Policymakers have a lot to gain from introducing methods pioneered by startups and digitising their work. There are many good examples of this in different countries.
Digital innovation could reinvigorate government – more easily and quickly than you think.
Startups don’t just disrupt companies, they are also changing the way government services are delivered across Europe. Policymakers could learn a lot from successful cases.
A new, cutting edge method of working is the ‘agile’ approach adopted from software development, which entails creating quick, flexible iterations of a product. This is a crucial tool of the British Government Digital Service (GDS), which is tasked with digitising the administration. The GDS has used agile methods to increase the efficiency of the UK education system and to help the Ministry of Justice introduce an easier way to apply for help with legal costs. This allowed for feedback and suggestions to be collected and a user-focused product to be rolled out within a few months.
Design thinking is an approach used by more and more governments. It includes using methods and tools which allow end users such as citizens and businesses to shape and take part in the development of new products they can use. For example, the German state of Rhineland-Palatinate used design thinking to develop Digital Villages, a project to bring practical digital applications to rural areas, such as a digitalised farmers market. This allowed them to develop solutions faster, which are better tailored to user need and more dynamic than traditional methods.
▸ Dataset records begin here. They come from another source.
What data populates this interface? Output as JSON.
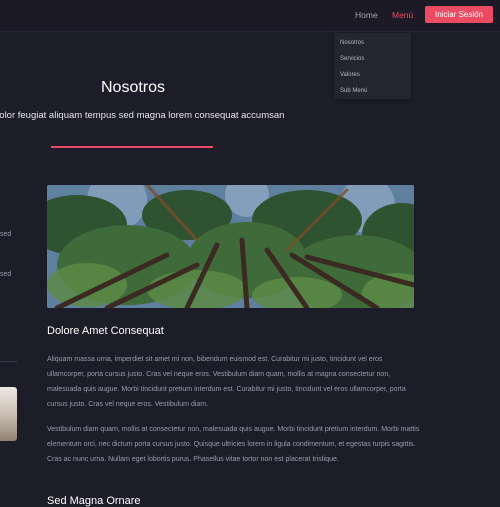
{
  "nav": {
    "home": "Home",
    "menu": "Menú",
    "login": "Iniciar Sesión",
    "dropdown": [
      "Nosotros",
      "Servicios",
      "Valores",
      "Sub Menú"
    ]
  },
  "hero": {
    "title": "Nosotros",
    "subtitle": "dolor feugiat aliquam tempus sed magna lorem consequat accumsan"
  },
  "sidebar_fragments": [
    "sed",
    "sed"
  ],
  "article": {
    "heading": "Dolore Amet Consequat",
    "paragraphs": [
      "Aliquam massa urna, imperdiet sit amet mi non, bibendum euismod est. Curabitur mi justo, tincidunt vel eros ullamcorper, porta cursus justo. Cras vel neque eros. Vestibulum diam quam, mollis at magna consectetur non, malesuada quis augue. Morbi tincidunt pretium interdum est. Curabitur mi justo, tincidunt vel eros ullamcorper, porta cursus justo. Cras vel neque eros. Vestibulum diam.",
      "Vestibulum diam quam, mollis at consectetur non, malesuada quis augue. Morbi tincidunt pretium interdum. Morbi mattis elementum orci, nec dictum porta cursus justo. Quisque ultricies lorem in ligula condimentum, et egestas turpis sagittis. Cras ac nunc urna. Nullam eget lobortis purus. Phasellus vitae tortor non est placerat tristique."
    ],
    "next_heading": "Sed Magna Ornare"
  },
  "colors": {
    "background": "#1d1c29",
    "accent": "#ec4b63",
    "dropdown_bg": "#252431"
  }
}
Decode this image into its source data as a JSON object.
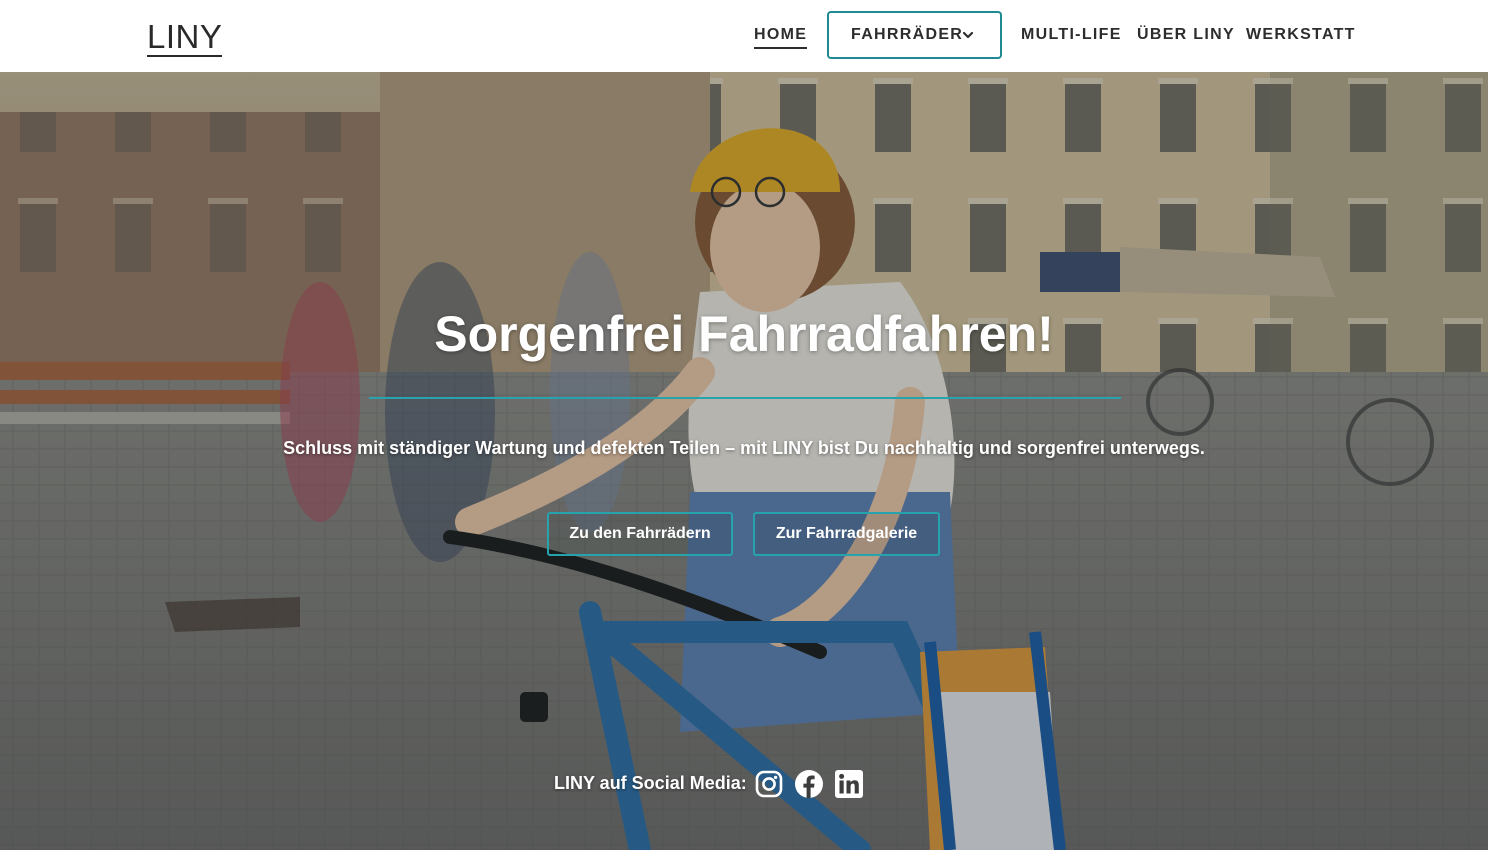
{
  "brand": {
    "logo_text": "LINY"
  },
  "nav": {
    "home": "HOME",
    "fahrraeder": "FAHRRÄDER",
    "multi_life": "MULTI-LIFE",
    "ueber_liny": "ÜBER LINY",
    "werkstatt": "WERKSTATT",
    "active": "HOME",
    "dropdown_icon": "chevron-down-icon"
  },
  "hero": {
    "title": "Sorgenfrei Fahrradfahren!",
    "subtitle": "Schluss mit ständiger Wartung und defekten Teilen – mit LINY bist Du nachhaltig und sorgenfrei unterwegs.",
    "primary_button": "Zu den Fahrrädern",
    "secondary_button": "Zur Fahrradgalerie",
    "background_image": "woman-riding-blue-bicycle-in-town-square"
  },
  "social": {
    "label": "LINY auf Social Media:",
    "icons": [
      "instagram-icon",
      "facebook-icon",
      "linkedin-icon"
    ]
  },
  "colors": {
    "accent": "#27a3ad",
    "nav_text": "#2d2d2d",
    "hero_text": "#ffffff"
  }
}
Meanwhile, Denmark’s innovation unit MindLab integrates design thinking into ministries and government institutions. MindLab also uses the results of behavioural studies to better understand the effects of policy. Evaluating different versions of programmes or the responses to new regulation is at the centre of behavioural science. Such experiments create concrete insights – for example how to optimise the online application forms used by unemployment agencies. The science shows that women perform worse and identify less with technical jobs if the test requires users to state their gender before answering questions.
Specifically, this means that employment agencies should ask this question at the end, if at all. The wider takeaway here is that all government institutions need to put this kind of research into practice.
There are also successful examples of ministries and departments working in more innovative, experimental and agile ways to deliver results. The New Zealand government, for example, founded a GovTech accelerator, which brings together founders of digital companies and civil servants. Over just 12 weeks, interdisciplinary teams collaborate on projects to digitise the government and its processes.
Australia’s government is hiring designers, programmers and technology experts who bring with them new perspectives and ways of working. This does require a different culture of working and a change of mindset. The Australian Digital Transformation Agency is not a normal government agency: Staff do not belong to departments or work in individual offices, but organise themselves into teams, depending on their task, which breaks down hierarchies and stimulates creativity throughout the organisation.
Others specifically hire outside tech talent, for example, Krzysztof Szubert, the Secretary of State in the Polish Ministry for Digital Affairs. Szubert was an entrepreneur before joining the government and worked extensively growing ICT businesses. The award-winning company distributes specialised software across Eastern and Central Europe.
Finally, it is important that management is open to innovation and new ways of working: In Estonia, President Kersti Kaljulaid cabinet ministers work digitally and call themselves an e-cabinet. All ministers comment on and sign decisions digitally. This not only sends an important signal to the entire government and the rest of the country, but has also cut the average time of weekly meetings from five hours to one. Appointing high-level public servants to spearhead innovation could provide role models for more innovative work across government.
Digitalisation will sooner or later change everything – even politics. Policymakers can use innovative tools and methods of working to make their own work easier and improve citizens lives by making government more efficient and responsive.